However, the film that most clearly foreshadows "Sorrow and Joy" is "Pain of Love" (1991) about a manic depressive girl who – "caught in my own web", as she says – battles vainly to conquer her disorder.
Most of Malmros' young heroines have fragile psyches and a wildly erratic emotional register, often coupled with strong erotic attraction and drive.
In counterpoint to this, in many ways childlike woman stand the alter-ego figures Malmros frequently uses, figures whom she fascinates and challenges but who themselves come across as rational and middle-class minded, with emotional and sexual inhibitions. Products of the petit-bourgeois morality and authoritarian education in the better social circles of the 1950s and early 1960s.
Modelled on real people
In his eleven feature films, Malmros has created a meticulous mosaic of his life, richly detailed with almost pedantic precision, and thus produced a work rarely matched in cinema history.
His characters are not only modelled on living people – they also physically resemble them. Malmros graduated in medicine alongside his career as a film director, and his detailed realism has an almost surgical accuracy.
Nonetheless, the spirit of a poet breathes through this panorama of Danish school life, youth and the difficulties of adolescence over the decades. Precision and poetry go hand-in-hand in a lifework where humour and gentle irony often cast a sense of perspective on human adversity.
Naturally, humour plays a smaller role in "Sorrow and Joy" than in many of Malmros' earlier productions. "Sorrow and Joy" in turn speaks more directly and immediately to the emotions than any other Malmros film.
Tragedy strikes cruelly, but also makes characters grow. For the first time in Malmros' many memoir films, they finally grow up.
"Sorrow and Joy" is written by Nils Malmros and John Mogensen, and Thomas Heinesen has produced for Nordisk Film. International sales are handled by Trustnordisk. The film enjoys its world premiere at Rome Film Festival. Domestic release is 14 November.
About Nils Malmros
Born 5 October 1944, Denmark. Graduate of medicine, 1988. Malmros, who found inspiration early on in the French New Wave, is considered one of Danish cinema's major auteurs. As both screenwriter and director, Malmros maintains a strong autobiographical element in his works which draw on the director's memories of growing up in the provincial town of Aarhus. His films are characterized by a unique psychological realism, often using amateur actors from the actual milieus he depicts.

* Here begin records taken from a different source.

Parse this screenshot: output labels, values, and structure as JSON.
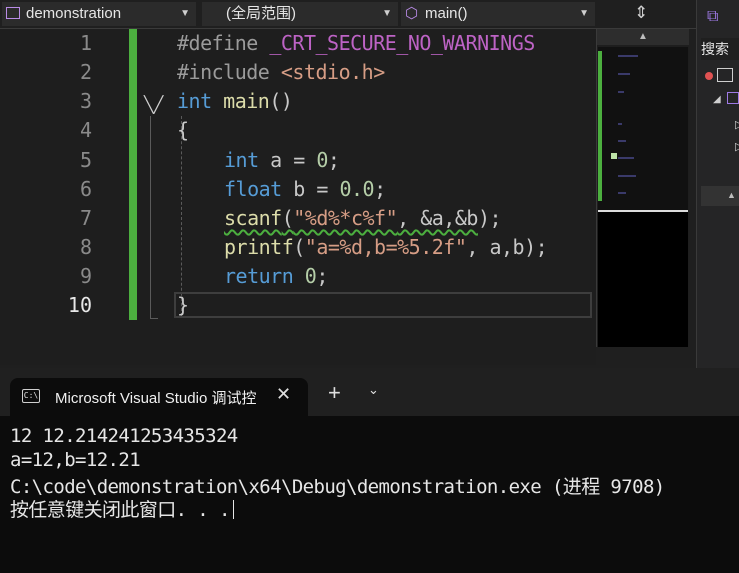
{
  "navbar": {
    "project": "demonstration",
    "scope": "(全局范围)",
    "member": "main()"
  },
  "editor": {
    "line_numbers": [
      "1",
      "2",
      "3",
      "4",
      "5",
      "6",
      "7",
      "8",
      "9",
      "10"
    ],
    "current_line": "10",
    "lines": {
      "l1_directive": "#define",
      "l1_macro": "_CRT_SECURE_NO_WARNINGS",
      "l2_directive": "#include",
      "l2_header": "<stdio.h>",
      "l3_type": "int",
      "l3_name": "main",
      "l3_parens": "()",
      "l4_brace": "{",
      "l5_type": "int",
      "l5_rest": "a = ",
      "l5_num": "0",
      "l5_end": ";",
      "l6_type": "float",
      "l6_rest": "b = ",
      "l6_num": "0.0",
      "l6_end": ";",
      "l7_fn": "scanf",
      "l7_open": "(",
      "l7_str": "\"%d%*c%f\"",
      "l7_args": ", &a,&b",
      "l7_end": ");",
      "l8_fn": "printf",
      "l8_open": "(",
      "l8_str": "\"a=%d,b=%5.2f\"",
      "l8_args": ", a,b",
      "l8_end": ");",
      "l9_kw": "return",
      "l9_num": "0",
      "l9_end": ";",
      "l10_brace": "}"
    }
  },
  "right_panel": {
    "search_label": "搜索"
  },
  "console": {
    "tab_title": "Microsoft Visual Studio 调试控",
    "tab_icon_text": "C:\\",
    "output_lines": [
      "12 12.214241253435324",
      "a=12,b=12.21",
      "C:\\code\\demonstration\\x64\\Debug\\demonstration.exe (进程 9708)",
      "按任意键关闭此窗口. . ."
    ]
  },
  "colors": {
    "change_bar": "#4caf3f",
    "keyword": "#569cd6",
    "string": "#d69d85"
  }
}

Malmros' breakthrough film "Lars Ole 5c" (1973) is the first part of a trilogy on childhood and adolescence, followed by "Boys" (1977) and "The Tree of Knowledge" (1981), all considered classics in Danish cinema. The autobiographical inspiration is directly evident in "Aarhus by Night" (1989), which replays the making of "Boys". Selected for competition in Berlin were "Beauty and the Beast" (1983), "Pain of Love" (1992) and "Barbara" (1997).